Hunting African Wildcat

Hunting Wildcat in Africa

The African wildcat (Felix Sylvestris lybica) is a subspecies of wildcat that inhabits most of Africa and parts of the Arabian Peninsula.  The only African areas not host to the African wildcat are the desert and the rain forest.  It is similar in appearance to a domestic cat except that it is larger and has longer hind legs.  The fur of the African wildcat is light grey with reddish or yellow tints on some of the animals.  There are six to eight horizontal dark stripes running across the face and throat.  A black stripe runs down the back. The belly is white. 

The females breed between September and March.  Gestation is 65 days.  Litters consist of two to five cubs whose eyes don’t open for 10 - 14 days.  The female seeks out a burrow or cave under a rock to have her litter.  The cubs stay with the mother for up to six months and are fertile when they are sent out on their own.

African wildcats measure between 18 inches to 24 inches from head to end of body.  Weight ranges from seven pounds to nine pounds with the female being smaller.  The African wildcat eats rodents, small mammals, fish, birds and insects.  The cat approaches its prey slowly with its head low until within three feet, then pounces.  It will bite the prey after snaring it with its foreleg claws.

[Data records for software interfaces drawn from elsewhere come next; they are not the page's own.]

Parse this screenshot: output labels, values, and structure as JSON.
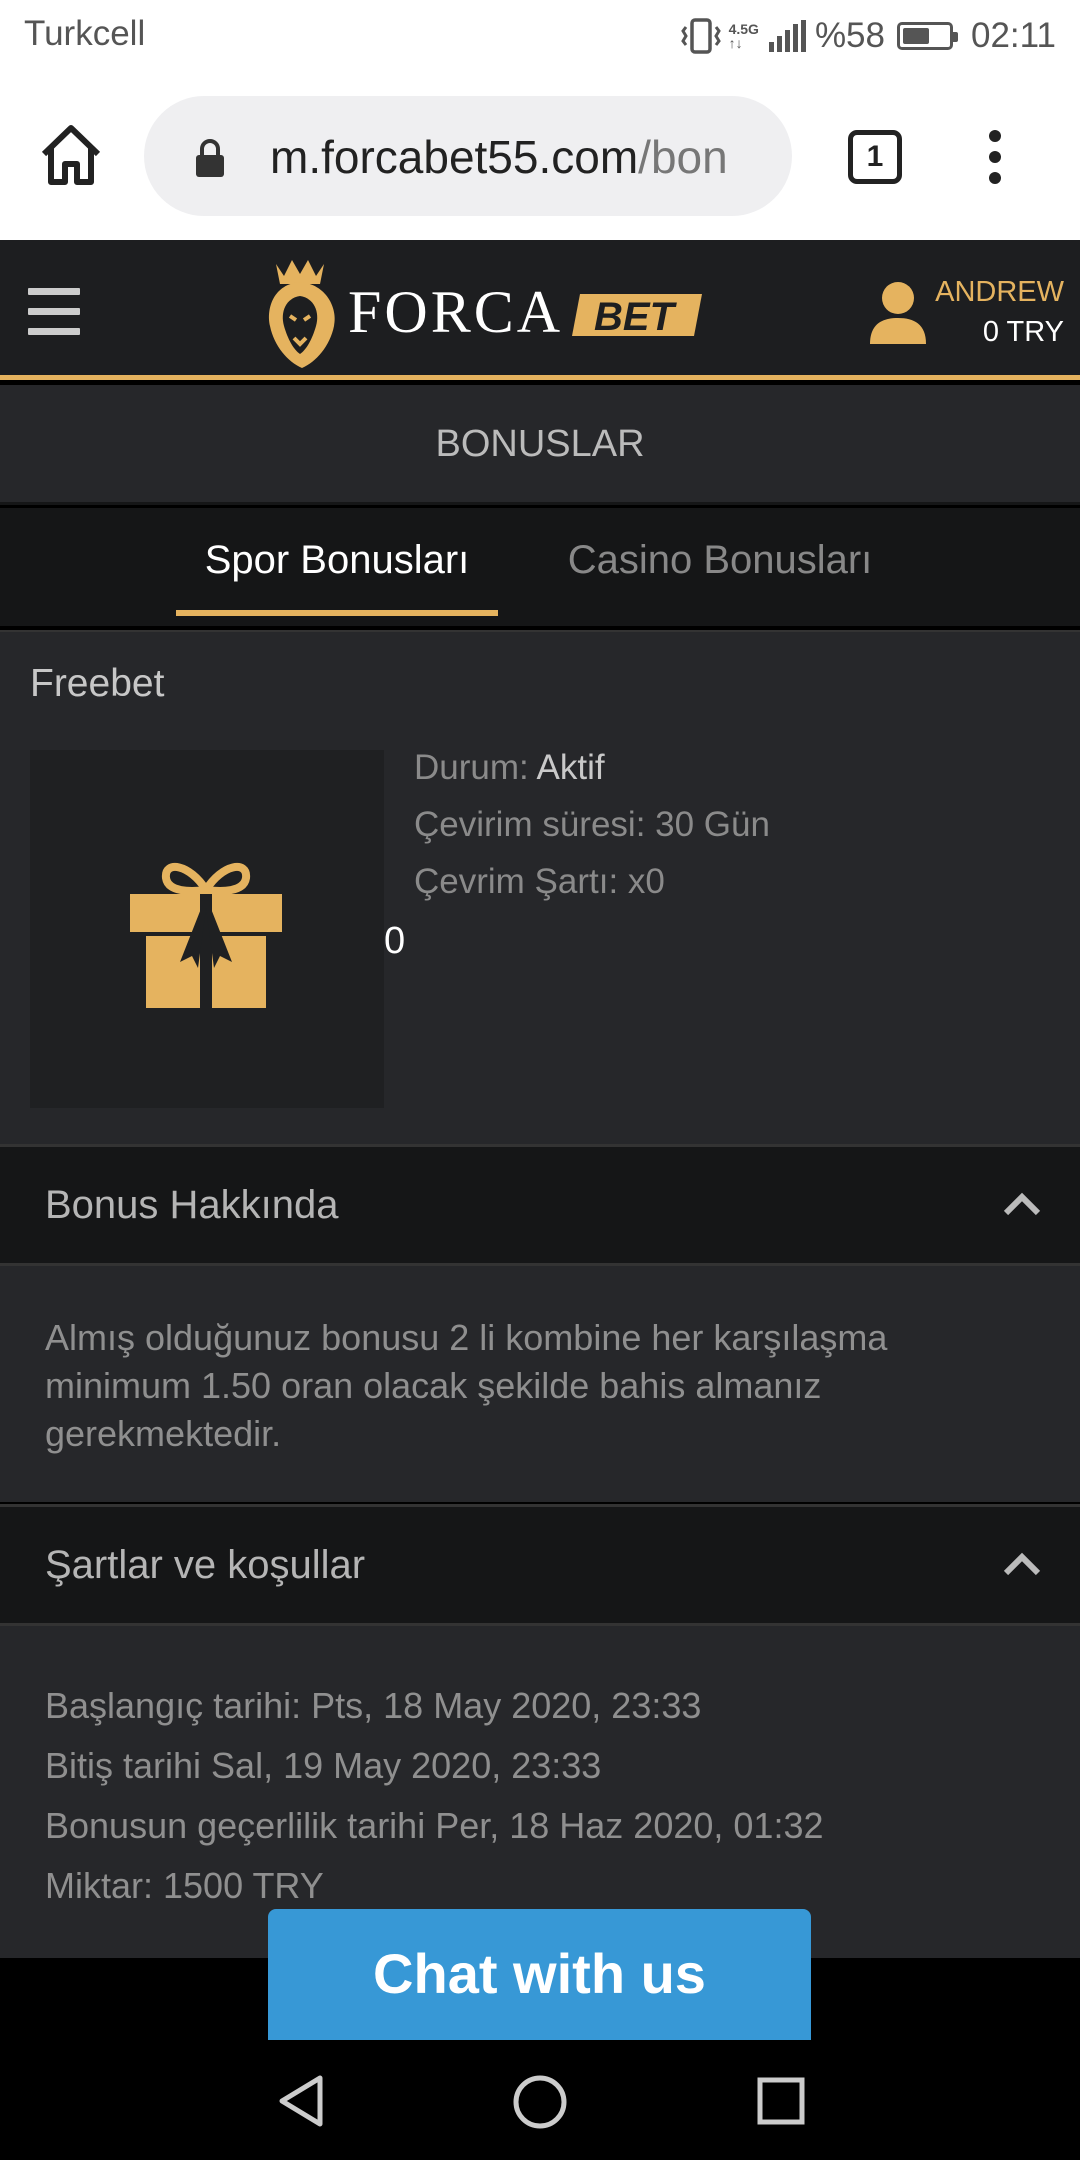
{
  "status_bar": {
    "carrier": "Turkcell",
    "network": "4.5G",
    "battery_text": "%58",
    "battery_level": 0.58,
    "time": "02:11"
  },
  "browser": {
    "url_domain": "m.forcabet55.com",
    "url_path": "/bon",
    "tab_count": "1"
  },
  "header": {
    "logo_forca": "FORCA",
    "logo_bet": "BET",
    "username": "ANDREW",
    "balance": "0 TRY"
  },
  "page": {
    "title": "BONUSLAR"
  },
  "tabs": [
    {
      "label": "Spor Bonusları",
      "active": true
    },
    {
      "label": "Casino Bonusları",
      "active": false
    }
  ],
  "bonus": {
    "name": "Freebet",
    "status_label": "Durum: ",
    "status_value": "Aktif",
    "period": "Çevirim süresi: 30 Gün",
    "condition": "Çevrim Şartı: x0",
    "amount_display": "0"
  },
  "about": {
    "title": "Bonus Hakkında",
    "text": "Almış olduğunuz bonusu 2 li kombine her karşılaşma minimum 1.50 oran olacak şekilde bahis almanız gerekmektedir."
  },
  "terms": {
    "title": "Şartlar ve koşullar",
    "start": "Başlangıç tarihi: Pts, 18 May 2020, 23:33",
    "end": "Bitiş tarihi Sal, 19 May 2020, 23:33",
    "valid": "Bonusun geçerlilik tarihi Per, 18 Haz 2020, 01:32",
    "amount": "Miktar: 1500 TRY"
  },
  "chat": {
    "label": "Chat with us"
  },
  "colors": {
    "accent": "#e5b35f",
    "chat": "#3798d6",
    "bg_dark": "#151617",
    "bg_card": "#26272a"
  }
}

Most of its activities take place at twilight or the night.  During daylight hours, it keeps to bushes and tall grasses except in the case of dark, cloudy, or cool weather.  If threatened, it raises its fur to look larger and more intimidating.  African wildcats are solitary and defend their territory aggressively.  They spend most of their time on the ground, but are excellent climbers and will head to the branches if threatened. 

African wildcat hunting mainly takes place during a hunt for other animals.  Most are taken as an animal of opportunity.  They can be hunted by walking, spotting, or stalking, but taking one as the opportunity arises is much more common.  The main target area is the heart and lungs.  The African wildcat has its heart placed slightly farther back in its body than most animals, so the rifle’s aiming point will be slightly different. 

If the shot is straight forward with the cat facing the hunter; aim for the juncture of neck and chest.  With the African wildcat facing right or left; aim one quarter of the way up the body just behind the foreleg.  When the shot is on an angle, use the off-shoulder aiming point as you would on other animals.  That is, aim for the opposite shoulder.  Should the African wildcat be facing away, then what’s commonly called “The Texas Brain Shot” - aiming at the base of the tail where it joins the body, will put it down.

Caliber for such a small animal isn’t extremely important.  If a rifle chambered for one of the 6 mm, or .243s is available, then use that.  However, any good plains game cartridge will do the job and not tear up too much of the hide.   A .22 rifle makes a good rifle for this small cat.